In Publishing Perspectives, Olivia Snaije reports on the strong foreign-rights sales of France’s 2014 bestsellers. One May release — Riad Sattouf’s L’Arabe du futur — is scheduled for release from Metropolitan Books next May:
Sattouf, a best-selling cartoonist and filmmaker who grew up in Syria, Libya, and Algeria, now lives in Paris. He’s the author of four comics series in France, as well as a weekly column in the satirical Charlie Hebdo.
The Arab of the Future — which according to Publishing Perspectives has sold more than 120,000 copies in French — will be his first work in English.
According to Metropolitan Books:
The Arab of the Future, the #1 French bestseller, tells the unforgettable story of Riad Sattouf’s childhood, spent in the shadows of 3 dictators — Muammar Gaddafi, Hafez alAssad, and his father.
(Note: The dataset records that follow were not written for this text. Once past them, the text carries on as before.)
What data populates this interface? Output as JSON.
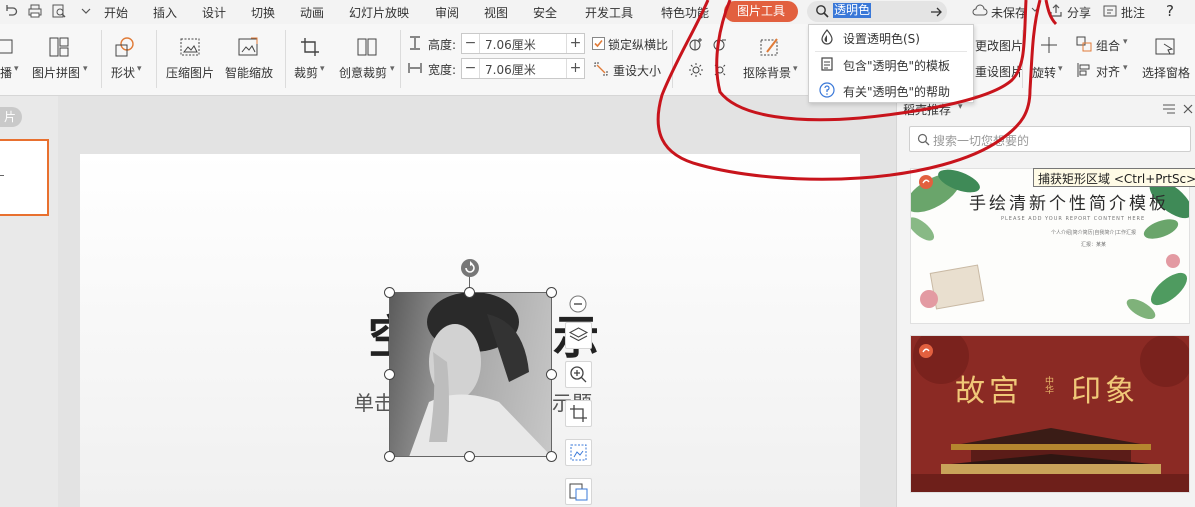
{
  "menubar": {
    "tabs": [
      "开始",
      "插入",
      "设计",
      "切换",
      "动画",
      "幻灯片放映",
      "审阅",
      "视图",
      "安全",
      "开发工具",
      "特色功能"
    ],
    "active_tab": "图片工具",
    "search_text": "透明色",
    "unsaved": "未保存",
    "share": "分享",
    "annotate": "批注",
    "help": "?"
  },
  "ribbon": {
    "broadcast": "播",
    "picture_collage": "图片拼图",
    "shape": "形状",
    "compress": "压缩图片",
    "smart_zoom": "智能缩放",
    "crop": "裁剪",
    "creative_crop": "创意裁剪",
    "height_label": "高度:",
    "height_value": "7.06厘米",
    "width_label": "宽度:",
    "width_value": "7.06厘米",
    "lock_ratio": "锁定纵横比",
    "reset_size": "重设大小",
    "remove_bg": "抠除背景",
    "change_pic": "更改图片",
    "reset_pic": "重设图片",
    "rotate": "旋转",
    "group": "组合",
    "align": "对齐",
    "selection_pane": "选择窗格",
    "minus": "−",
    "plus": "+"
  },
  "dropdown": {
    "items": [
      "设置透明色(S)",
      "包含\"透明色\"的模板",
      "有关\"透明色\"的帮助"
    ]
  },
  "left_panel": {
    "tab_label": "片"
  },
  "slide": {
    "title_partial": "空",
    "title_right": "示",
    "subtitle_left": "单击",
    "subtitle_right": "示题"
  },
  "right_panel": {
    "title": "稻壳推荐",
    "search_placeholder": "搜索一切您想要的",
    "tooltip": "捕获矩形区域 <Ctrl+PrtSc>",
    "template1": {
      "title": "手绘清新个性简介模板",
      "subtitle": "PLEASE ADD YOUR REPORT CONTENT HERE",
      "tagline": "个人介绍|简介简历|自我简介|工作汇报",
      "reporter": "汇报：某某"
    },
    "template2": {
      "title_left": "故宫",
      "title_mid": "中华",
      "title_right": "印象"
    }
  },
  "colors": {
    "accent": "#e2603f",
    "annotation": "#c8141c",
    "selection_blue": "#3a78d8",
    "thumb_border": "#e8702f",
    "palace_red": "#8b2a24"
  }
}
In striking, virtuoso graphic style that captures both the immediacy of childhood and the fervor of political idealism, Riad Sattouf recounts his nomadic childhood growing up in rural France, Gaddafi’s Libya, and Assad’s Syriabut always under the roof of his father, a Syrian PanArabist who drags his family along in his pursuit of grandiose dreams for the Arab nation.
Riad, delicate and wideeyed, follows in the trail of his mismatched parents; his mother, a bookish French student, is as modest as his father is flamboyant. Venturing first to the Great Socialist People’s Libyan Arab State and then joining the family tribe in Homs, Syria, they hold fast to the vision of the paradise that always lies just around the corner. And hold they do, though food is scarce, children kill dogs for sport, and with locks banned, the Sattoufs come home one day to discover another family occupying their apartment. The ultimate outsider, Riad, with his flowing blond hair, is called the ultimate insult… Jewish. And in no time at all, his father has come up with yet another grand plan, moving from building a new people to building his own great palace.
Brimming with life and dark humor, The Arab of the Future reveals the truth and texture of one eccentric family in an absurd Middle East, and also introduces a master cartoonist in a work destined to stand alongside Maus and Persepolis.
According to Publishing Perspectives, the agency handling rights has “so far negotiated 14 sales to publishers including a pre-empt, 3-book deal to Metropolitan Books in the US, a 2-book deal to Intrinseca in Brazil, to Knaus in Germany, De Geus in the Netherlands and a 3-book deal to Salamandra for Spanish and Catalan.”
You can also read an excerpt from the French publisher. From the book: